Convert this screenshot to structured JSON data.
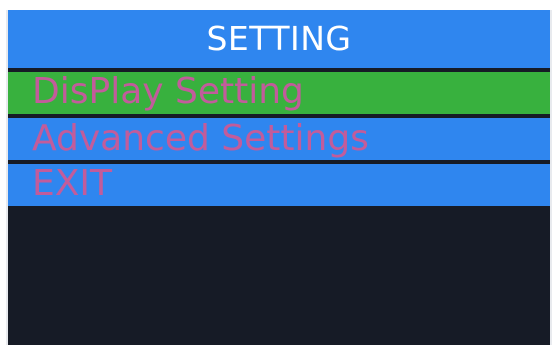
{
  "header": {
    "title": "SETTING"
  },
  "menu": {
    "items": [
      {
        "label": "DisPlay Setting",
        "selected": true
      },
      {
        "label": "Advanced Settings",
        "selected": false
      },
      {
        "label": "EXIT",
        "selected": false
      }
    ]
  },
  "colors": {
    "header_bg": "#2f86ef",
    "selected_bg": "#38b13e",
    "item_bg": "#2f86ef",
    "item_text": "#c25c9b",
    "title_text": "#ffffff",
    "screen_bg": "#161b26"
  }
}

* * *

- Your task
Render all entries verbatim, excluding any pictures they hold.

- Answer for this exercise
Convert this screenshot to structured JSON data.
{
  "header": {
    "title": "SETTING"
  },
  "menu": {
    "items": [
      {
        "label": "DisPlay Setting",
        "selected": true
      },
      {
        "label": "Advanced Settings",
        "selected": false
      },
      {
        "label": "EXIT",
        "selected": false
      }
    ]
  },
  "colors": {
    "header_bg": "#2f86ef",
    "selected_bg": "#38b13e",
    "item_bg": "#2f86ef",
    "item_text": "#c25c9b",
    "title_text": "#ffffff",
    "screen_bg": "#161b26"
  }
}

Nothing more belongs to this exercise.